The kinds of attention that scholarly articles receive often tell interesting stories. In the “Interactions” weekly series of blog posts, we look at how intertwining conversations and differing views of the general public, scientists, medical professionals, and science communicators contribute to the overall impact of a scholarly article.
Science in the making
Science is shared online for many reasons, and in the short-term, exciting, novel findings are what typically seep into the public’s consciousness. And yet, a number of long-term, ongoing online discussions concern so-called “science-making”, a subject that can encompass everything from publication processes to research ethics to the scientific method. In medicine, science-making discussions are immensely valuable for scientists and clinicians, because such introspection helps to improve the way that evidence is collected and subsequently interpreted in the clinic. For the general public, following discussions about science-making is educational. Understanding the processes, strengths, and limitations of scientific inquiry can help non-scientists to assess whether medical claims are sensationalised in the media, while also informing better treatment choices for personal medical care. In spite of the benefits for including the general public in conversations about how science is done (rather than simply what has been found), much of the science-making debate is often only known by academics. An exception to this comes from an article published in 2003 in BMJ, which dealt with limitations in randomised controlled clinical trials as the “gold standard” for how clinicians evaluate the effectiveness of medical treatments. By examining an utterly ridiculous problem (whether or not parachutes were effective at preventing death or major trauma from falls) in the format of a systematic review, the sarcastic article made a case for common sense, igniting a much wider discussion about evidence-based medicine.
Tackling a serious topic with humour
The BMJ article, written by Smith and Pell, was comically titled “Parachute use to prevent death and major trauma related to gravitational challenge: systematic review of randomised controlled trials”.
With a nod to Jane Austen’s Pride and Prejudice, the authors posed the overarching problem:

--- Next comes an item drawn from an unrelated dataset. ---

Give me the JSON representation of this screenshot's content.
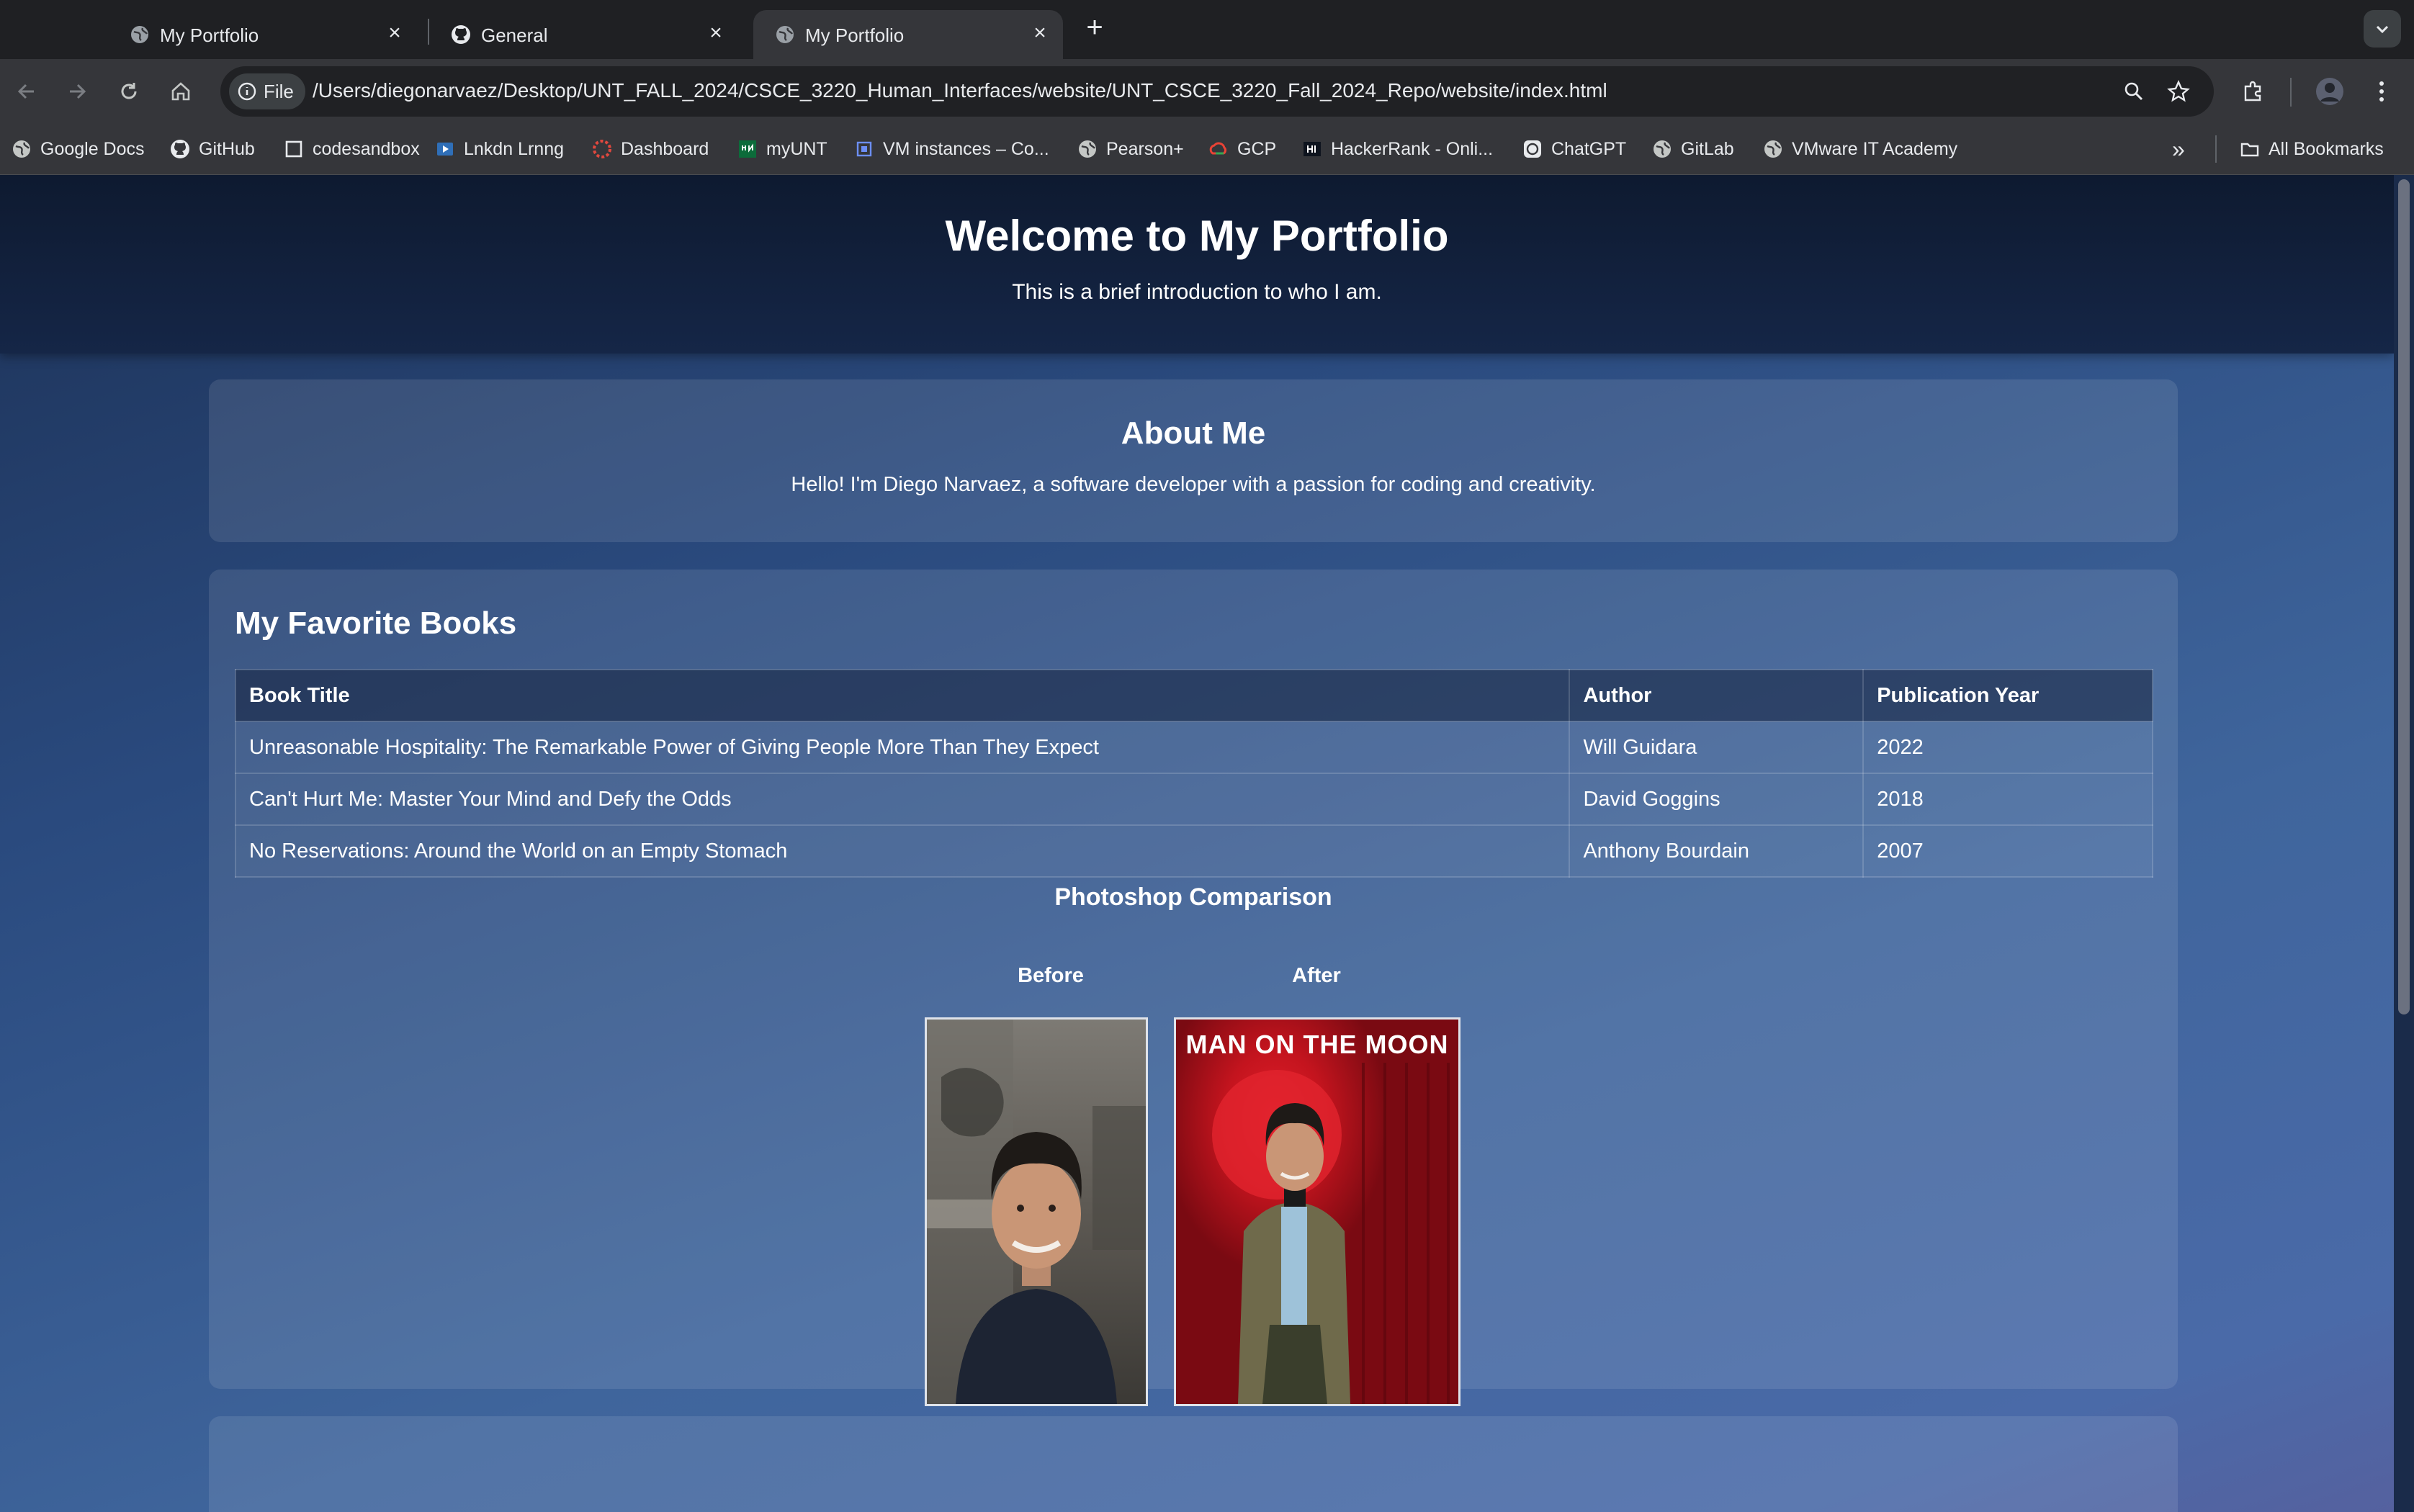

“It is a truth universally acknowledged that a medical intervention justified by observational data must be in want of verification through a randomised controlled trial.”
Encapsulated in the dry, sarcastic humour was the argument against the medical community’s obsession with evidence-based medicine. By concluding that parachute use has never been shown in human clinical trials to prevent death or major injury, the authors criticised the over-reliance of clinicians upon the results of double-blind, randomised, placebo-controlled trials, especially if observational data would actually be convincing enough. In the parachute example, the obvious fact that parachutes save lives should suffice, and clinical trials to determine efficacy are certainly unnecessary. (Randomised controlled trials widely are regarded by clinicians as the highest form of medical evidence, and are designed to evaluate the effectiveness of an active treatment against a placebo. The evidence of “evidence-based” medicine refers specifically to what is indicated by randomised controlled trials.)
A scathing but hilarious conclusion in a summary section of the article stated:
“Individuals that insist that all interventions need to be validated by a randomised controlled trial need to come down to earth with a bump.”
Discussing evidence-based medicine outside the clinic
The thought-provoking BMJ article prompted 42 reader letters. The reactions from academics were highly polarised, and while many appreciated the joke, others proclaimed their disdain for the article’s content. In contrast, online reactions were almost uniformly favourable. With the help of social media, as well as blog coverage, the article shot out of scholarly and medical circles to reach a broader audience. Certainly, it didn’t hurt to use humour as a means for capturing the interest of the general public. According to Altmetric data of the BMJ article collected from 2011 onwards, 60% of those who tweeted the article are members of the general public, whereas only 10% are clinicians. Online users widely praised the cleverness of the satire, as well as the importance of the arguments:
— Mark Bernstein (@eastgate) November 6, 2011
— Shannon P (@shannolater) September 13, 2011
Notably, in addition to the social media attention, various science blog posts also explored the issues raised by the article in detail, and also what may or may not need to be validated by evidence-based medicine, citing real-world examples of bariatric surgery for type 2 diabetes, obesity, and homeopathy. Making the salient points of the BMJ article accessible through excellent science communication, the blog Not Totally Rad discussed the parachute example while also contrasting evidence-based medicine with “science-based medicine”.
The online popularity of the article certainly shows that the logical arguments and euphemistic phrases of formal scientific writing are highly conducive for satire. But more importantly, the wide appeal of the article beyond academia demonstrates that humour can be a powerful tool that allows researchers and clinicians to raise the public’s involvement within important issues in science-making.